Once a taxpayer missed the tax and reporting (such as FBAR and FATCA) requirements for prior years, they will want to be careful before submitting their information to the IRS in the current year. That is because they may risk making a quiet disclosure if they just begin filing forward in the current year and/or mass filing previous year forms without doing so under one of the approved IRS offshore submission procedures. Before filing prior untimely foreign reporting forms, taxpayers should consider speaking with a Board-Certified Tax Law Specialist who specializes exclusively in these types of offshore disclosure matters.

Avoid False Offshore Disclosure Submissions (Willful vs Non-Willful)

In recent years, the IRS has increased the level of scrutiny for certain streamlined procedure submissions. When a person is non-willful, they have an excellent chance of making a successful submission to Streamlined Procedures. If they are willful, they would submit to the IRS Voluntary Disclosure Program instead. But, if a willful Taxpayer submits an intentionally false narrative under the Streamlined Procedures (and gets caught), they may become subject to significant fines and penalties

Need Help Finding an Experienced Offshore Tax Attorney?

When it comes to hiring an experienced international tax attorney to represent you for unreported foreign and offshore account reporting, it can become overwhelming for taxpayers trying to trek through all the false information and nonsense they will find in their online research.

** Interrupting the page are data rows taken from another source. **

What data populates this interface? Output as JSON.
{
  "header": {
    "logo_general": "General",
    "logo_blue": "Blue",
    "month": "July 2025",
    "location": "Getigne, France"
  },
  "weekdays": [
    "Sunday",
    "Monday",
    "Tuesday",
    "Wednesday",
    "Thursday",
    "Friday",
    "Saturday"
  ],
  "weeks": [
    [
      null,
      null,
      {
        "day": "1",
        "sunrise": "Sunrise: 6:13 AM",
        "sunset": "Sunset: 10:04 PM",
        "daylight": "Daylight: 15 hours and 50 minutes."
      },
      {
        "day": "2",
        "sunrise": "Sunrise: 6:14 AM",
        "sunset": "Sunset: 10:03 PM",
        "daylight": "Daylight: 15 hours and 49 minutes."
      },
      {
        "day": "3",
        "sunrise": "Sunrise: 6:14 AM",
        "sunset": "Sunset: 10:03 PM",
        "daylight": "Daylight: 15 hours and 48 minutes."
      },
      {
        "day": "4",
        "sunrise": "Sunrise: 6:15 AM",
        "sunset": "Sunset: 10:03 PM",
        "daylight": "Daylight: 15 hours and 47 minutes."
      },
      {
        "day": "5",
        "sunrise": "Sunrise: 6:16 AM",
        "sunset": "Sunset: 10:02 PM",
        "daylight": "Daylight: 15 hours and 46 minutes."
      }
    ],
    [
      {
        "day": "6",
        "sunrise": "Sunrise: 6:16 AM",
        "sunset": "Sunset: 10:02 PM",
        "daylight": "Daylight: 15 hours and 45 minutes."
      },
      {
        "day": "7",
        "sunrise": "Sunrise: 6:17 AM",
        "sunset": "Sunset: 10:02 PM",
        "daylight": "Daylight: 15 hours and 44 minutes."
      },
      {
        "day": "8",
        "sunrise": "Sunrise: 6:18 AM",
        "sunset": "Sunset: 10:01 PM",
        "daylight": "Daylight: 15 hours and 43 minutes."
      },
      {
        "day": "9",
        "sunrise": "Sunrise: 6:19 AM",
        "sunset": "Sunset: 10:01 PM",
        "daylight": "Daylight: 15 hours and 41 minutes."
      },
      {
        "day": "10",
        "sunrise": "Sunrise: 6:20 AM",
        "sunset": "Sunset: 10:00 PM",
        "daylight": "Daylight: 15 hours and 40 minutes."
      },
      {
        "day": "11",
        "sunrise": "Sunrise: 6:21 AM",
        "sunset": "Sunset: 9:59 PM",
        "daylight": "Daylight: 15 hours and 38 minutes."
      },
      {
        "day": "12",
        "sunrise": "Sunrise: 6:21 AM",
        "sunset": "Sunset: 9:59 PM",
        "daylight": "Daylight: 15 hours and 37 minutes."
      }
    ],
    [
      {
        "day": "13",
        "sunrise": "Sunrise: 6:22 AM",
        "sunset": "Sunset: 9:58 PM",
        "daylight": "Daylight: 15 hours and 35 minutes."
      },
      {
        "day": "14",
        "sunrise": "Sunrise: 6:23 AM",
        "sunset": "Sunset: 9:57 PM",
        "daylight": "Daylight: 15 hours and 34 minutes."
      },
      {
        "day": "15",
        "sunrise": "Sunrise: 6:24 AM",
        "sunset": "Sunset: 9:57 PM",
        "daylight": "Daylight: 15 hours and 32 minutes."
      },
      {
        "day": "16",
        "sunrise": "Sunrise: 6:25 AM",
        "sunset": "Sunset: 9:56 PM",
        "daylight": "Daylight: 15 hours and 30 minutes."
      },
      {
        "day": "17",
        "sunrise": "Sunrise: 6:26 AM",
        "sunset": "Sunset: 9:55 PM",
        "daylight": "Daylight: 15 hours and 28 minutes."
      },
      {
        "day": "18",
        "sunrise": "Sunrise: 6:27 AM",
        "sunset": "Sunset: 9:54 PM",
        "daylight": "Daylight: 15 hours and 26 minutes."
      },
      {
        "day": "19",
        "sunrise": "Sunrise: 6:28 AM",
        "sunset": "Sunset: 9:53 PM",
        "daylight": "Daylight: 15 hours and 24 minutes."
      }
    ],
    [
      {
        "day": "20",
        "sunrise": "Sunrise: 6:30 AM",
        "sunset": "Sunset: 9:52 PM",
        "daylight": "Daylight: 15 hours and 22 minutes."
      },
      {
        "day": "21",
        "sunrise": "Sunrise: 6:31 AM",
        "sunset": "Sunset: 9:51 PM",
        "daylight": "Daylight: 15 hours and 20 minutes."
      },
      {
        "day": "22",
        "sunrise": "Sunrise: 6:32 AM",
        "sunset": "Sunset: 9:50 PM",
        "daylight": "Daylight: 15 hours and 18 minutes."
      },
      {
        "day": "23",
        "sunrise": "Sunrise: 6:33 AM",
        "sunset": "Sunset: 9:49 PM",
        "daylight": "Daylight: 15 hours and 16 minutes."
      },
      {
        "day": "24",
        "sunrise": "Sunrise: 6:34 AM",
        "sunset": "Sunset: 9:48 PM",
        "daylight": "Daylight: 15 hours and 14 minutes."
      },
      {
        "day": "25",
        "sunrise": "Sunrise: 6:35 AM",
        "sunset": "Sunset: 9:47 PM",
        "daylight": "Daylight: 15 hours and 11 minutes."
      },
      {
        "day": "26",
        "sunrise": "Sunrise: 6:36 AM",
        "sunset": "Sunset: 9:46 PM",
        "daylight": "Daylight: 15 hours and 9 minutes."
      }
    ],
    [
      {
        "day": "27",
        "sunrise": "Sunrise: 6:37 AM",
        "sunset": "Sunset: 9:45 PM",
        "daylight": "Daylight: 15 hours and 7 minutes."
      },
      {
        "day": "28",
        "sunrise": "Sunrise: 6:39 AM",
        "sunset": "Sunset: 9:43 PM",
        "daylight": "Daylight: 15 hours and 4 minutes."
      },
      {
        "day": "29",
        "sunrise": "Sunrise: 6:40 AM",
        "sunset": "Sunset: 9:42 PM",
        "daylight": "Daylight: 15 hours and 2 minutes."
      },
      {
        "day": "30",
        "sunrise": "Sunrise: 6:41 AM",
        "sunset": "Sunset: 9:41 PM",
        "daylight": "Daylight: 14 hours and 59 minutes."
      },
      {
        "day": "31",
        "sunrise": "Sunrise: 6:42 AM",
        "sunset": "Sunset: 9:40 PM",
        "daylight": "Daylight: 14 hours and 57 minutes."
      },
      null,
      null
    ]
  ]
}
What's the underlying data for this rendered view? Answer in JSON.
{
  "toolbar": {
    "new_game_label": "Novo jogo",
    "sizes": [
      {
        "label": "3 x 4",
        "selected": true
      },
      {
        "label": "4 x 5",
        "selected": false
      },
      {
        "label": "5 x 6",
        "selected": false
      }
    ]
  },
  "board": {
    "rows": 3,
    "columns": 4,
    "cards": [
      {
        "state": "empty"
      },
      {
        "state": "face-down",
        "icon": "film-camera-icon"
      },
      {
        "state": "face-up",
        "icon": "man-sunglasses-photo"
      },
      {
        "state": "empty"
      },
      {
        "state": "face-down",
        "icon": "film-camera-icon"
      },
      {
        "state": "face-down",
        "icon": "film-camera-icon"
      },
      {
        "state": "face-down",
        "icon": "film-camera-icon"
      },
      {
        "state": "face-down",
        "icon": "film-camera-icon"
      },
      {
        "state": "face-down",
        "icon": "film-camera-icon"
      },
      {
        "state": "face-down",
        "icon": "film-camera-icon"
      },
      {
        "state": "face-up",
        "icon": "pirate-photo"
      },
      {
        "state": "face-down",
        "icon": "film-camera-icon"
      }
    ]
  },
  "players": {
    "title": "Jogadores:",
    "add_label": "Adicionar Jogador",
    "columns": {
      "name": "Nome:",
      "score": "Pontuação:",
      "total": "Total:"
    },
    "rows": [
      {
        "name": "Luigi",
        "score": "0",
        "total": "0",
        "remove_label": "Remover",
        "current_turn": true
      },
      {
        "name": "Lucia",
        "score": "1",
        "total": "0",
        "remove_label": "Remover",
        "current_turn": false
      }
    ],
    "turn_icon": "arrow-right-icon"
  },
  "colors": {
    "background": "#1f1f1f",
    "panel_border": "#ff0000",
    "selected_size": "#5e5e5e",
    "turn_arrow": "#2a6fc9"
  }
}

There are only a handful of attorneys worldwide who are Board-Certified Tax Specialists and who specialize exclusively in offshore disclosure and international tax amnesty reporting. 

Golding & Golding: About Our International Tax Law Firm

Golding & Golding specializes exclusively in international tax, specifically IRS offshore disclosure

Contact our firm today for assistance.